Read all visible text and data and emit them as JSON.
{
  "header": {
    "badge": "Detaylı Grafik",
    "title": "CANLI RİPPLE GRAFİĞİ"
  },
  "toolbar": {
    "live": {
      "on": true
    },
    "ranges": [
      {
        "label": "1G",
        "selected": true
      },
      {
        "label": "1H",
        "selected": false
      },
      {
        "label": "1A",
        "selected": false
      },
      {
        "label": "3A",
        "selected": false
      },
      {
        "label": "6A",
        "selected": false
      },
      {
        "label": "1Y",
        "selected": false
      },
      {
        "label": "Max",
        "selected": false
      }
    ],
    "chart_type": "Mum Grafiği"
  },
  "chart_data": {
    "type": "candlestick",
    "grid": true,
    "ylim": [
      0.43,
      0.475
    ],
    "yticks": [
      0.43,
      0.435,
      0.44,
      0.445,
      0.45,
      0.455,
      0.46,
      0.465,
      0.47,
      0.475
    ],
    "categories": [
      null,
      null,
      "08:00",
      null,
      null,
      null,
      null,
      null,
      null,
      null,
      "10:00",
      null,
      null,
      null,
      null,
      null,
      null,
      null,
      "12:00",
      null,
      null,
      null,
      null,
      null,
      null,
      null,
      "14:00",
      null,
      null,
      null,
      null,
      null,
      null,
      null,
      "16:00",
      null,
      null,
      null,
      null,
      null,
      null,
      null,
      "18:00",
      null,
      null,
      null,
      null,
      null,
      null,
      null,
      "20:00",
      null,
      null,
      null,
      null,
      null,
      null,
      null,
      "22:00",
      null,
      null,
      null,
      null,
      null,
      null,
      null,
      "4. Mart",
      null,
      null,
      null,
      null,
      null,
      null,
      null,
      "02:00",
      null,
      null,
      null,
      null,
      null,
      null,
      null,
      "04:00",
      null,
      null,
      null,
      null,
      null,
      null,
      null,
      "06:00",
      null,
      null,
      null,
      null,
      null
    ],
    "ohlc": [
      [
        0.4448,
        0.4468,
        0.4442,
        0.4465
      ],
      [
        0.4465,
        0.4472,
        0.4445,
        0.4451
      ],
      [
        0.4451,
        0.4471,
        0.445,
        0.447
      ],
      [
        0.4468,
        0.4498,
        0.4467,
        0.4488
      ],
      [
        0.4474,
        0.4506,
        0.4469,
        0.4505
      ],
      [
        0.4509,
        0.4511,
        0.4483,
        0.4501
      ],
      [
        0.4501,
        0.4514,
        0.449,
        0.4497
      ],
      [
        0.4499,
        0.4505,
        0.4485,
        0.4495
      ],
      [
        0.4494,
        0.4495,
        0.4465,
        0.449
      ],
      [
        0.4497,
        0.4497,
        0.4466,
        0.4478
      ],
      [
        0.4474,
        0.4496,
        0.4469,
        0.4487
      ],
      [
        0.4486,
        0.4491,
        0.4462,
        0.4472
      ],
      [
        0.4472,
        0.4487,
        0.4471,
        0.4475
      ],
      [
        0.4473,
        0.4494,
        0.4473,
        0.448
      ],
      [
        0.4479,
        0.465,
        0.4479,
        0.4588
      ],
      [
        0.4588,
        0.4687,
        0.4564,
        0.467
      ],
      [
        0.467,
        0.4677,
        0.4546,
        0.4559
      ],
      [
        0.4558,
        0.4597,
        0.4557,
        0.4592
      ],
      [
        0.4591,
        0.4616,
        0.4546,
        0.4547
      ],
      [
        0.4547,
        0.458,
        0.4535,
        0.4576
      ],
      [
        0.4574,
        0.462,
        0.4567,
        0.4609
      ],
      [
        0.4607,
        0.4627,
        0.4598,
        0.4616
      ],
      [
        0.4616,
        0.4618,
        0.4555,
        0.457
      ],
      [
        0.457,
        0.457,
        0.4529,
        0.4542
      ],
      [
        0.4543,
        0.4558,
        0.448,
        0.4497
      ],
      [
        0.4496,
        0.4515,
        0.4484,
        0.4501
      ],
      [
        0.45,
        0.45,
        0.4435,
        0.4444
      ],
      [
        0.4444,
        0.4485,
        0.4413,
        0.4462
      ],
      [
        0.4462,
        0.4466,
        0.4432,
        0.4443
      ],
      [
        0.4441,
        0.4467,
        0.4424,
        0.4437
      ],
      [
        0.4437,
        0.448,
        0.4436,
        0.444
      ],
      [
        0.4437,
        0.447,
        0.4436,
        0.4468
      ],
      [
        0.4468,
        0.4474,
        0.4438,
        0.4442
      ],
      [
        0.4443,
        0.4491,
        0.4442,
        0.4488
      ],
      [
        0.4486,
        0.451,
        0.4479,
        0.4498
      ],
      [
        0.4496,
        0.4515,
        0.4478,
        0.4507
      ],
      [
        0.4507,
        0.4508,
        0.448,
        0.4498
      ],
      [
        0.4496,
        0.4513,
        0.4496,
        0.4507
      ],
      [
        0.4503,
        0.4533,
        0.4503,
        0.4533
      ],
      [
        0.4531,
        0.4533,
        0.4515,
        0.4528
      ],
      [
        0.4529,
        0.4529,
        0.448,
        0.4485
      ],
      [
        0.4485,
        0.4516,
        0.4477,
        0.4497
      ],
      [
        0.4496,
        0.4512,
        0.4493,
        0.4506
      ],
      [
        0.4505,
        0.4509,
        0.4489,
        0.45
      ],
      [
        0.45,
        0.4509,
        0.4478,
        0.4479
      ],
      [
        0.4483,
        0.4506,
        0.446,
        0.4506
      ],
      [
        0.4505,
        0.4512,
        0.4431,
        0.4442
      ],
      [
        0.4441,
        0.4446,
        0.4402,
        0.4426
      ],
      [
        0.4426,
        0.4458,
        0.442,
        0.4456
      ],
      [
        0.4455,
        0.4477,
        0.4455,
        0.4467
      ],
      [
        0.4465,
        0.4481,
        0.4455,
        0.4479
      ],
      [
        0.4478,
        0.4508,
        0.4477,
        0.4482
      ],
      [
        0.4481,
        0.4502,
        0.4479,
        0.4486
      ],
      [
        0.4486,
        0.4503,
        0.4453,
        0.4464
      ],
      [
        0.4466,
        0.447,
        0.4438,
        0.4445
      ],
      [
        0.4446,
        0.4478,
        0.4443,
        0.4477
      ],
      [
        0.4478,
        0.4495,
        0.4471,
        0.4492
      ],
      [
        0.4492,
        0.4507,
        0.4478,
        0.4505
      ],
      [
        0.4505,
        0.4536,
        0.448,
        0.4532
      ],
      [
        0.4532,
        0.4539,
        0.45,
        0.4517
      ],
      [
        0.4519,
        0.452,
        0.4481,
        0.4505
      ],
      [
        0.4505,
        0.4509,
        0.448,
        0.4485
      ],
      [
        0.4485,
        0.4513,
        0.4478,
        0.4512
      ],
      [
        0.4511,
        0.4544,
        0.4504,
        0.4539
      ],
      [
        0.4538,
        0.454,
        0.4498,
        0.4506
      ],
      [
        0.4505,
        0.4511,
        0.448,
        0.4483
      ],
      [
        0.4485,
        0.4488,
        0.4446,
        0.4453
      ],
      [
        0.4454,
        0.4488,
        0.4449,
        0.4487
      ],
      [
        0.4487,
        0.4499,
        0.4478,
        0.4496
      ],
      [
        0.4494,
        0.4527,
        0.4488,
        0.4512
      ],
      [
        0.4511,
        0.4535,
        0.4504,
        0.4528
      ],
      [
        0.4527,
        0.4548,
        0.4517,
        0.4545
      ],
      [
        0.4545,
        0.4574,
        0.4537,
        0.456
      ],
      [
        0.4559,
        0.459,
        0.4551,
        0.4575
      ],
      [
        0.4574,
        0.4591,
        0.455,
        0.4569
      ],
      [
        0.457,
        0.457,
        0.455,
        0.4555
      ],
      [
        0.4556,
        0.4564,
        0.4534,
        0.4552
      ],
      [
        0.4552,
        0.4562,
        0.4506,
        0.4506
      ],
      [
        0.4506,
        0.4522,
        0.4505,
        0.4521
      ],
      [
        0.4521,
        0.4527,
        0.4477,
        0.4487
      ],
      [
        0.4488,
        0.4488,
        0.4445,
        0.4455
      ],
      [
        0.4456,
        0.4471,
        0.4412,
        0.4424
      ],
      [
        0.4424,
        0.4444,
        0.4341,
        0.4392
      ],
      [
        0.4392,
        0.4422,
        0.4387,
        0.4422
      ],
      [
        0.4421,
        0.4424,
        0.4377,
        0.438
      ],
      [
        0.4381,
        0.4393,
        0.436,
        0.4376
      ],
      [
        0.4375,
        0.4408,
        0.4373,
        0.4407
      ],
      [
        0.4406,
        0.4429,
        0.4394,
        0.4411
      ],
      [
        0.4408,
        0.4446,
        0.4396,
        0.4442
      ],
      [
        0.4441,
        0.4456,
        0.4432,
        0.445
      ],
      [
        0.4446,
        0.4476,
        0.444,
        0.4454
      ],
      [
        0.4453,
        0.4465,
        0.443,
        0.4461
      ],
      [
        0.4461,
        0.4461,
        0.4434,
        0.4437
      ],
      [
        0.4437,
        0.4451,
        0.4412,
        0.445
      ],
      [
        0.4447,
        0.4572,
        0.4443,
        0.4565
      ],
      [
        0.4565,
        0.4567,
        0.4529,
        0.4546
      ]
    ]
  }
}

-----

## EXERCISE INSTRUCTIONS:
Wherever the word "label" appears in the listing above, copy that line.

## RESPONSE:
        "label": "1G",
        "label": "1H",
        "label": "1A",
        "label": "3A",
        "label": "6A",
        "label": "1Y",
        "label": "Max",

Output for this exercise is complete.